→ Data under study:
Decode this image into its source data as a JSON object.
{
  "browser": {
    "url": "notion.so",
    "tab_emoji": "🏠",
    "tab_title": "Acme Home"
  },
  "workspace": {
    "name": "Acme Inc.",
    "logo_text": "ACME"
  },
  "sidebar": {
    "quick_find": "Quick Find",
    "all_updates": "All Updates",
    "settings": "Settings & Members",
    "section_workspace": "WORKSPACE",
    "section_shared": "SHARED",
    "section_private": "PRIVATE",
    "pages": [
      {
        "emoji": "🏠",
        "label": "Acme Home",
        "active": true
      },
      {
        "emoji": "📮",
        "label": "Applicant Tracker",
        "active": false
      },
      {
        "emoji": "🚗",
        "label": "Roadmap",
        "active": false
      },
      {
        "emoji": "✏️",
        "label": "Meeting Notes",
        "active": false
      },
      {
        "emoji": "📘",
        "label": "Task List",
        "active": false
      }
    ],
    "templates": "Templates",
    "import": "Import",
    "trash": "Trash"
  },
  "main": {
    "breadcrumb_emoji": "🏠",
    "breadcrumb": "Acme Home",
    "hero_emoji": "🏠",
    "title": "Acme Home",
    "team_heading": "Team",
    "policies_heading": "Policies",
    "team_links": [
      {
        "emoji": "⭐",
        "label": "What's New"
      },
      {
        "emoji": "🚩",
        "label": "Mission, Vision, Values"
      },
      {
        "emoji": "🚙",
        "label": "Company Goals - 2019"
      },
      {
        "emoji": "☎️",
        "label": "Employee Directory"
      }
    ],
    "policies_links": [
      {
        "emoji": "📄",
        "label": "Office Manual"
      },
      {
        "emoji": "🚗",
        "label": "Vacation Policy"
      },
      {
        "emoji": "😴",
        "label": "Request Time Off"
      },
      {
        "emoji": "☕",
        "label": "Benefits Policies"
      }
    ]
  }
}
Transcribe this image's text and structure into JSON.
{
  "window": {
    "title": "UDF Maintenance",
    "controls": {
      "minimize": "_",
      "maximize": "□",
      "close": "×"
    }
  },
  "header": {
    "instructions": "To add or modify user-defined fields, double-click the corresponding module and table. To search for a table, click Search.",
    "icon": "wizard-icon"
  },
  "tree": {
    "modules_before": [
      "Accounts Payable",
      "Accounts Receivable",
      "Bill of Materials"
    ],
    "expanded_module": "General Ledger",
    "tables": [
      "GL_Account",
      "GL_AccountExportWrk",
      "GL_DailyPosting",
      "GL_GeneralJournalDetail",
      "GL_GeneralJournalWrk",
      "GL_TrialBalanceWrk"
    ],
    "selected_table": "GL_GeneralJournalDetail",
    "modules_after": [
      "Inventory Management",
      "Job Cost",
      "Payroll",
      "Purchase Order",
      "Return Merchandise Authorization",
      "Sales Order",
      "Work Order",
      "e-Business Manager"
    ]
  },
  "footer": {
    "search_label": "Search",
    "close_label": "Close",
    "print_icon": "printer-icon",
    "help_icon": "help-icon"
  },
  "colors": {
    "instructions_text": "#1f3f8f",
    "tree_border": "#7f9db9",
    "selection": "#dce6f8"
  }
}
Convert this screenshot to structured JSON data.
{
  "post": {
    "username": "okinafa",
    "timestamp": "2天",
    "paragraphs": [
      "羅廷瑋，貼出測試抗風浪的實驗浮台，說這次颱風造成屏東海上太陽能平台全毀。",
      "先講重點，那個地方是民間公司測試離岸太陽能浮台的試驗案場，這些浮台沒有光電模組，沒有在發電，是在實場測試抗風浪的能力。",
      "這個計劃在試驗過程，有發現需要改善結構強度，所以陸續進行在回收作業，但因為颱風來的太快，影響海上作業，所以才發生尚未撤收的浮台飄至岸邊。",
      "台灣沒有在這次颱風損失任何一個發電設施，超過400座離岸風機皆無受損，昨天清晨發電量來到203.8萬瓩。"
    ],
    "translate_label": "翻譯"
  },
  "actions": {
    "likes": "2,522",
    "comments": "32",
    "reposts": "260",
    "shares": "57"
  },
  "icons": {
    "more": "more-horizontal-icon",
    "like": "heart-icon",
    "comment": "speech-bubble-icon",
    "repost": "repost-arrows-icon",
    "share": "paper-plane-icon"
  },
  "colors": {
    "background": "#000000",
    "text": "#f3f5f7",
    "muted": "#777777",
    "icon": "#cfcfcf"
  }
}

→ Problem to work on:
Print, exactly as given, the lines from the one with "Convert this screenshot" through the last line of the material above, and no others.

→ Solution to the problem:
Convert this screenshot to structured JSON data.
{
  "post": {
    "username": "okinafa",
    "timestamp": "2天",
    "paragraphs": [
      "羅廷瑋，貼出測試抗風浪的實驗浮台，說這次颱風造成屏東海上太陽能平台全毀。",
      "先講重點，那個地方是民間公司測試離岸太陽能浮台的試驗案場，這些浮台沒有光電模組，沒有在發電，是在實場測試抗風浪的能力。",
      "這個計劃在試驗過程，有發現需要改善結構強度，所以陸續進行在回收作業，但因為颱風來的太快，影響海上作業，所以才發生尚未撤收的浮台飄至岸邊。",
      "台灣沒有在這次颱風損失任何一個發電設施，超過400座離岸風機皆無受損，昨天清晨發電量來到203.8萬瓩。"
    ],
    "translate_label": "翻譯"
  },
  "actions": {
    "likes": "2,522",
    "comments": "32",
    "reposts": "260",
    "shares": "57"
  },
  "icons": {
    "more": "more-horizontal-icon",
    "like": "heart-icon",
    "comment": "speech-bubble-icon",
    "repost": "repost-arrows-icon",
    "share": "paper-plane-icon"
  },
  "colors": {
    "background": "#000000",
    "text": "#f3f5f7",
    "muted": "#777777",
    "icon": "#cfcfcf"
  }
}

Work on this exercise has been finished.